"It is believed that the offender mistook the group for gang members and fired at them," Chicago police office Laura Kubiak said.
Hadiya Pendleton – described by a relative as a "walking angel" – was sheltering from the rain under a canopy with about 10 or 12 other teenagers yesterday when the gunman leaped over a fence, opened fire and then jumped into a getaway car at 2:30 pm.
Her friends scrambled in fear and did not stay to help Pendleton or the two boys were were also injured, Kubiak said.
"As usual, the bad guy aims, but he never hits the other bad guy," her godfather, Chicago police officer Damon Stewart, lamented to the Chicago Sun-Times.
"I changed her diapers, I played with her growing up. My heart is broken."
The park where Pendleton was shot is about a mile away from Obama\'s South Side home.
Chicago is struggling to control an epidemic of gang violence, which helped push the city\'s murder rate up 16 percent to 506 people in 2012. The city has already logged
more than 40 murders so far this year.
The shooting also comes as the nation is embroiled in a debate over gun violence in the wake of the massacre of 20 young children and six staff members at a Connecticut elementary school.
The White House said today that Obama – who has often spoken of the need to address the less spectacular but far more deadly gun violence on the streets of Chicago and other cities – is praying for Pendleton\'s family.
"It\'s a terrible tragedy any time a young person is struck down with so much of their life ahead of them, and we see it far too often," spokesman Jay Carney said.
"And as the president has said, we will never be able to eradicate every act of evil in this country, but we – but if we can save any one child\'s life, we have an obligation to try when it comes to this scourge of gun violence."
Pendleton was a majorette in the King College Prep school band, which brought her to Washington for the inauguration.

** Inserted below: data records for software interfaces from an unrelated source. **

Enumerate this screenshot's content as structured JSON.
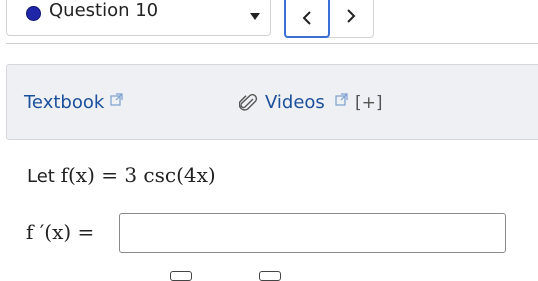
{
  "question_nav": {
    "selected_label": "Question 10",
    "status_color": "#1f26a8",
    "prev_icon": "chevron-left-icon",
    "next_icon": "chevron-right-icon"
  },
  "resources": {
    "textbook_label": "Textbook",
    "videos_label": "Videos",
    "expand_label": "[+]",
    "external_icon": "external-link-icon",
    "attachment_icon": "paperclip-icon"
  },
  "question": {
    "intro_word": "Let",
    "function_text": "f(x) = 3 csc(4x)",
    "answer_label": "f ′(x) =",
    "answer_value": ""
  },
  "colors": {
    "link": "#1a4f9c",
    "focus_outline": "#3b6fd6",
    "panel_bg": "#eff0f3"
  }
}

She was hanging out with other members of the volleyball team when she was shot in the back.
"She was an honor student all her life," cousin Shatira Wilks told the Sun-Times. "Honestly, she was a walking angel. She never once gave her mom any problems ever."